November 26, 2010

Policy Title: The Importance of Teaching: The Schools White Paper

Institution: Department for Education

Full reference: Department for Education (2010). The Importance of Teaching. Cm 7980


This White Paper outlines a raft of the coalition government’s measures for wide-reaching schools reform in England, with emphasis on greater autonomy for schools and empowerment of teachers. It includes plans to expand eligibility for Academy School status for what are deemed ‘good’ primary and special schools and for lower performing schools also to be considered, providing that they work in partnership with high performing schools that will help support improvement. Greater support for the establishment of new Free Schools is also promised.

There are proposals aimed at raising the quality of new entrants to the teaching profession and for rewarding high performance. A new national network of Teaching Schools, based on the model of teaching hospitals, is envisaged, giving outstanding schools the role of leading the training and professional development of teachers and head teachers. Training and development is to be more classroom-based, with greater emphasis on observation and being observed. Teachers’ authority to discipline pupils will be increased, by strengthening their powers to search pupils, issue same day detentions and use reasonable force, and they will be given greater support and protection from malicious allegations.

The National Curriculum will be reformed and slimmed down. ‘It will embody rigour and high standards and outline a core of knowledge in the traditional subject disciplines’ (p.42). It will have a greater focus on subject content and not specify the methods teachers are to use. The White Paper emphasises the importance of teaching a broad and balanced curriculum and stresses that the National Curriculum should not be seen as the whole school curriculum. It proposes that Schools will be encouraged to offer a broad set of academic subjects by the new English Baccalaureate, which will be awarded for A*-C grade GCSEs in English, mathematics, science, a foreign language and a humanity subject. League tables will see schools ranked higher for the number of pupils achieving the Baccalaureate.

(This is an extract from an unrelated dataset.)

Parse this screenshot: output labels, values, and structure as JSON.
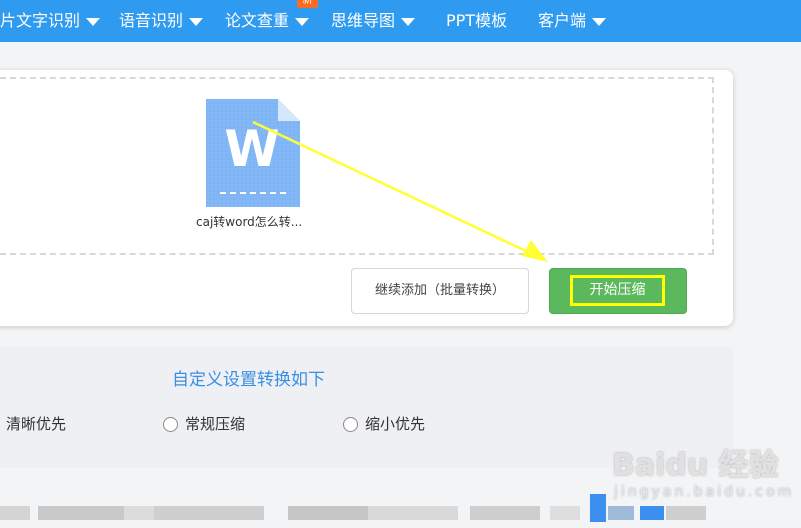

Specific reference in the Paper to arts and cultural education is found in paragraph 4.31 (p.46). This states that ‘Children should expect to be given a rich menu of cultural experiences’ and promises support for access to live theatre and encouragement for ‘the appreciation of the visual and plastic arts’. It explains that the review, led by Darren Henley, Managing Director of Classic FM, will explore how music education can be improved and enable more children to learn to play an instrument, and is intended to inform the broader approach to cultural education.

Read the report.